## Your assignment
Wherever the word "마스커레이딩" turns up in a line of the entries, copy that line.

## Source data
=== Section Start ===
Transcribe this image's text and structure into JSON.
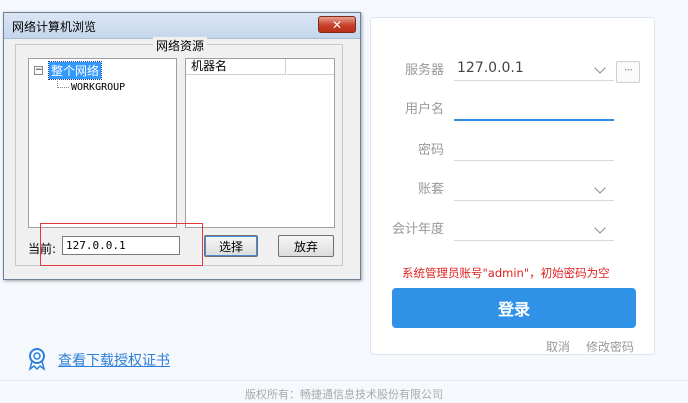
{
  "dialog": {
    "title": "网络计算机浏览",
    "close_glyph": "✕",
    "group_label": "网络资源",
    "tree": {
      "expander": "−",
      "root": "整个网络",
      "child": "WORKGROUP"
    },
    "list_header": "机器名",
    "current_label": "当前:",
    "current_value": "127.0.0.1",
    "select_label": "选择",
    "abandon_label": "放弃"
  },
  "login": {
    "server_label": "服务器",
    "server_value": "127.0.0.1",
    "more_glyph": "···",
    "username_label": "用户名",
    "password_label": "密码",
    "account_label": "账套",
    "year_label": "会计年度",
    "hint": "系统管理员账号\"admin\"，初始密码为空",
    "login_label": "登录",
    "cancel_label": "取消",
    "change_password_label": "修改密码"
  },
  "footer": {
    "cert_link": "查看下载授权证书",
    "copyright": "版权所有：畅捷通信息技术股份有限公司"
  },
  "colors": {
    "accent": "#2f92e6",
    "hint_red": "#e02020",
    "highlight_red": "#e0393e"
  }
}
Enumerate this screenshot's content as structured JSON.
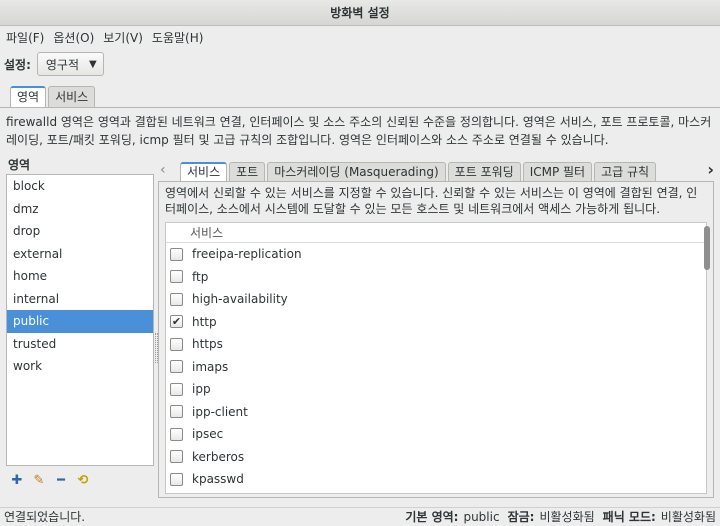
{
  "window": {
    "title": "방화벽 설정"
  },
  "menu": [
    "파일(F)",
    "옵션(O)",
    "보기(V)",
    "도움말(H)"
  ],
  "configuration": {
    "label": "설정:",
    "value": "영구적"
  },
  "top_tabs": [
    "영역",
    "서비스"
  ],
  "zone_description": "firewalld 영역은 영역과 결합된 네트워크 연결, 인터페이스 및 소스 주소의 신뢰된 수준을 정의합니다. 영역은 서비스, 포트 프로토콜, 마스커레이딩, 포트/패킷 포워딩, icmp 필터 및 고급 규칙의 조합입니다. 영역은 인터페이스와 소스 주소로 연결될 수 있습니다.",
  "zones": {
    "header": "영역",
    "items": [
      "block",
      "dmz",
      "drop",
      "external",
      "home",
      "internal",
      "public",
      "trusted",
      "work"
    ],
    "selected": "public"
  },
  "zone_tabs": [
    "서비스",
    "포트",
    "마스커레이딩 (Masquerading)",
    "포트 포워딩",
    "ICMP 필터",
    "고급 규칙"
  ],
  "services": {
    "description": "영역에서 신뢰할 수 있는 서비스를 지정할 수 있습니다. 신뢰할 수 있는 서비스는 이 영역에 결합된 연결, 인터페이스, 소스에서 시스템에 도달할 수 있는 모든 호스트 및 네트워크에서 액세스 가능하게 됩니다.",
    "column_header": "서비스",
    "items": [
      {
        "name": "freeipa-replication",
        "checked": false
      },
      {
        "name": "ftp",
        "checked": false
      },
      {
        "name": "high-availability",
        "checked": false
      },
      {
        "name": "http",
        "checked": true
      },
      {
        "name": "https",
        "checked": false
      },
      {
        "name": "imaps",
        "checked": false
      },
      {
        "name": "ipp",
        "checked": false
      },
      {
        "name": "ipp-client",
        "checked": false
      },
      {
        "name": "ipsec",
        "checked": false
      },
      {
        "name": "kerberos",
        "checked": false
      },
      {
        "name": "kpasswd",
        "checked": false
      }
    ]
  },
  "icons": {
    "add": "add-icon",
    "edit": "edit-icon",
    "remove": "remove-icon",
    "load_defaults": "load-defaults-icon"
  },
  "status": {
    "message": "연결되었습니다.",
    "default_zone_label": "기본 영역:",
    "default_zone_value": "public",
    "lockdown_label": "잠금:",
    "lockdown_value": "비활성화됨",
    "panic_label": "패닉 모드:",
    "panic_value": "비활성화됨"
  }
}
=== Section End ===
## Written response
  "zone_description": "firewalld 영역은 영역과 결합된 네트워크 연결, 인터페이스 및 소스 주소의 신뢰된 수준을 정의합니다. 영역은 서비스, 포트 프로토콜, 마스커레이딩, 포트/패킷 포워딩, icmp 필터 및 고급 규칙의 조합입니다. 영역은 인터페이스와 소스 주소로 연결될 수 있습니다.",
    "마스커레이딩 (Masquerading)",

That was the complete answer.